The Anglo-Saxon period, Gregory I, Alfred the Great and the Normans
Table of Contents
The Anglo-Saxon period seems like a long and boring era, but it’s not entirely, luckily!
Counting epic poems such as Beowulf and elegies as Deor’s Lament, this is the incipit of English Literature, where it all starts.
After romanised Celts were left alone by the Roman withdrawal, several Germanic tribes invaded Britain.
Jutes, Angles and Saxons A.K.A. Anglo-saxons invaded Britain and settled southern of Hadrian’s wall.
We’re not going to talk about the early stages of the Anglo-saxon society much, since we’ll spend more time on the Beowulf poem and the Norman invasions.
Gregory I and the conversion #
Pope Gregory I wanted to convert Germanic populations, like the Celts in England, to Christianity. Augustine, prior of St. Andrew’s Abbey in Rome, was chosen by Gregory to head the conversion mission in England.
Some of the Anglo-Saxons kept worshiping pagan gods, while some of them instead converted to christianity.
Anglo saxon kingdoms #
So, time passed, and there was a melting pot of kingdoms. In a period, called Heptarchy, there were seven big kingdoms.
Those kingdoms were weak, because constantly battling each other were assured to fall under the Vikings, who already raided Northern Britain in 793, stealing everything and destroying monasteries, since they were scared of christianity.
Alfred the Great #
There was the need of political unity, so Alfred the Great, from the Wessex, the most powerful of the seven kingdoms, started allying with the other kingdoms, and in 829 finally reunited the Heptarchy in Wessex.
Alfred organized the war against Vikings, recruiting warriors and building a great fleet. It worked: in the crucial battle of Eddington, Vikings lost against Anglo-Saxons.

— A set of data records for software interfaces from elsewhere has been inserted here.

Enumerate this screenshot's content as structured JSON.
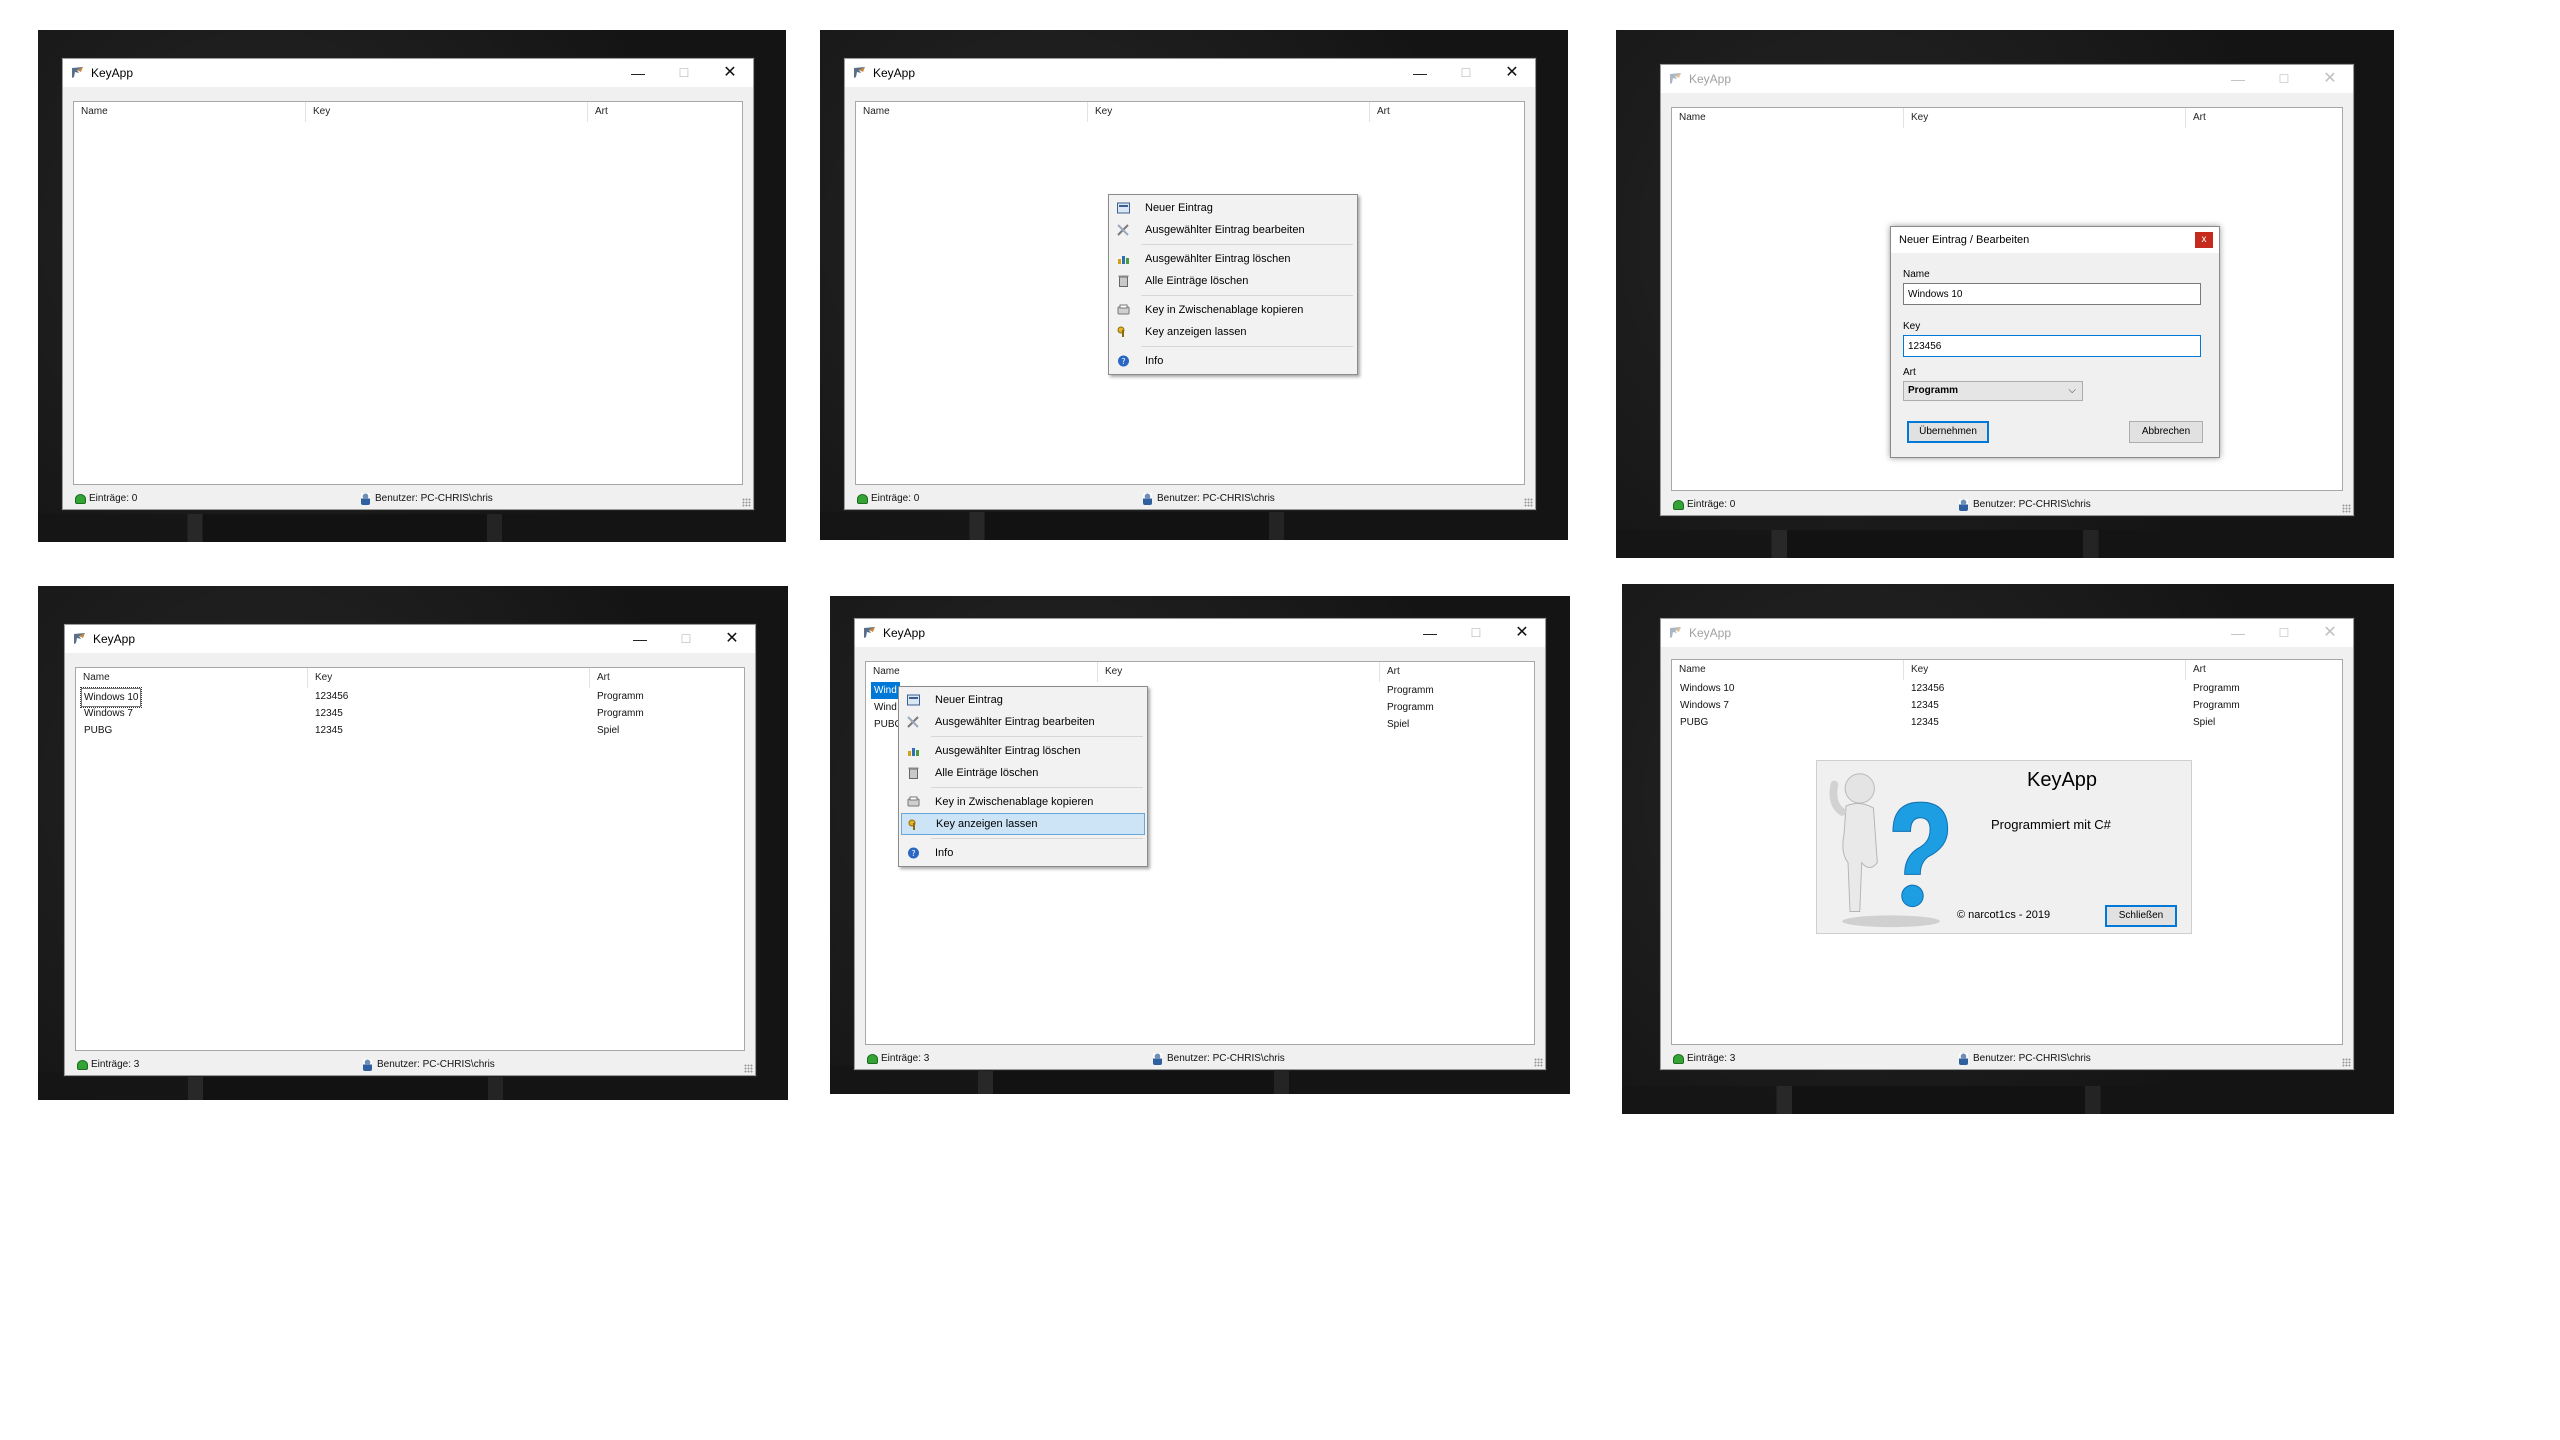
{
  "app": {
    "title": "KeyApp",
    "minimize_glyph": "—",
    "maximize_glyph": "☐",
    "close_glyph": "✕"
  },
  "columns": {
    "name": "Name",
    "key": "Key",
    "art": "Art"
  },
  "status": {
    "count_empty": "Einträge: 0",
    "count_full": "Einträge: 3",
    "user": "Benutzer: PC-CHRIS\\chris"
  },
  "entries": [
    {
      "name": "Windows 10",
      "key": "123456",
      "art": "Programm"
    },
    {
      "name": "Windows 7",
      "key": "12345",
      "art": "Programm"
    },
    {
      "name": "PUBG",
      "key": "12345",
      "art": "Spiel"
    }
  ],
  "partial_names": {
    "row1": "Wind",
    "row2": "Wind",
    "row3": "PUBG"
  },
  "context_menu": {
    "items": [
      {
        "label": "Neuer Eintrag",
        "icon": "new-entry-icon"
      },
      {
        "label": "Ausgewählter Eintrag bearbeiten",
        "icon": "edit-tools-icon"
      },
      {
        "label": "Ausgewählter Eintrag löschen",
        "icon": "delete-chart-icon"
      },
      {
        "label": "Alle Einträge löschen",
        "icon": "trash-can-icon"
      },
      {
        "label": "Key in Zwischenablage kopieren",
        "icon": "clipboard-icon"
      },
      {
        "label": "Key anzeigen lassen",
        "icon": "key-icon"
      },
      {
        "label": "Info",
        "icon": "info-icon"
      }
    ],
    "highlighted_index": 5
  },
  "edit_dialog": {
    "title": "Neuer Eintrag / Bearbeiten",
    "close_glyph": "x",
    "name_label": "Name",
    "name_value": "Windows 10",
    "key_label": "Key",
    "key_value": "123456",
    "art_label": "Art",
    "art_value": "Programm",
    "apply_button": "Übernehmen",
    "cancel_button": "Abbrechen"
  },
  "about": {
    "title": "KeyApp",
    "subtitle": "Programmiert mit C#",
    "copyright": "© narcot1cs - 2019",
    "close_button": "Schließen"
  },
  "colors": {
    "selection": "#0078d7",
    "menu_highlight": "#cde4f7",
    "dialog_close": "#c42b1c",
    "status_icon_green": "#33a336"
  }
}
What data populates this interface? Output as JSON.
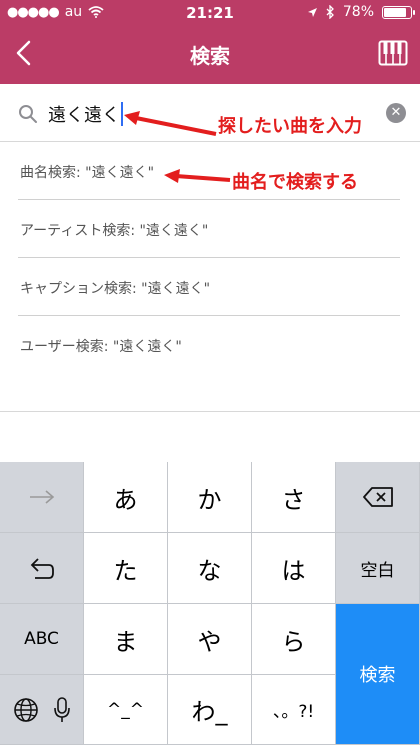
{
  "status": {
    "carrier": "au",
    "time": "21:21",
    "battery": "78%",
    "battery_level": 0.78
  },
  "nav": {
    "title": "検索",
    "back_icon": "chevron-left-icon",
    "right_icon": "piano-icon"
  },
  "search": {
    "query": "遠く遠く",
    "clear_icon": "clear-icon"
  },
  "annotations": {
    "input_hint": "探したい曲を入力",
    "title_hint": "曲名で検索する"
  },
  "results": [
    "曲名検索: \"遠く遠く\"",
    "アーティスト検索: \"遠く遠く\"",
    "キャプション検索: \"遠く遠く\"",
    "ユーザー検索: \"遠く遠く\""
  ],
  "keyboard": {
    "row1": [
      "あ",
      "か",
      "さ"
    ],
    "row2": [
      "た",
      "な",
      "は"
    ],
    "row3": [
      "ま",
      "や",
      "ら"
    ],
    "row4": [
      "^_^",
      "わ_",
      "、。?!"
    ],
    "abc": "ABC",
    "space": "空白",
    "search": "検索",
    "accent_color": "#1e8df7"
  }
}
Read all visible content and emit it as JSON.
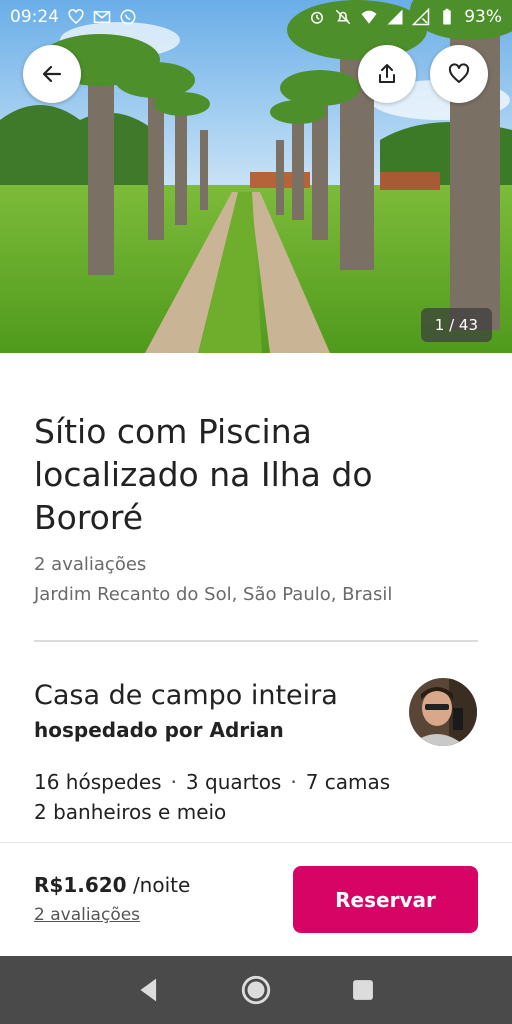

Alfred the Great was very important also for culture: he encouraged building schools and he promoted the writing of Anglo Saxons Chronicles: kind of a book where the most important historical events were written. Thanks to the Anglo Saxons Chronicles we know many things about the Anglo Saxon society and kings.
After him, however, other kings lost against Vikings, and agreed on a compromise, the Danegald: a tax to keep Vikings northern of Hadrian’s wall.
The Norman Conquest #
Harold, the last Wessex king, was killed in the battle of Eddington, since then the Norman Conquest of England began.
We’d like to know also why William, the Duke of Normandy, invaded England and fought against Harold, right?
The Bayeux Tapestry is -no shit, Sherlock!- a tapestry 70 meters wide and 50 centimeters high - wool onto linen, telling the whole story: why, when and how William conquered England. This is a quick list of the events told in the Tapestry about the causes of the invasion.
- Harold is crowned king oath he’s bound to William
- Harold sends a messenger to France
- William is furious at Harold’s betrayal
- William orders to build a fleet to attack Harold
- The Norman invasion begins across the channel
Hastings is a little city in the East Sussex. The Battle of Hastings, crucial for the Norman invasion, lasted the whole day, instead of just a couple of hours as a typical medieval battle, and ended the 14th of October 1066.
Both parties had about the same attack-power and the battle was balanced; in fact, the outcome of the battle became clear after Harold got an arrow in the eye, and died.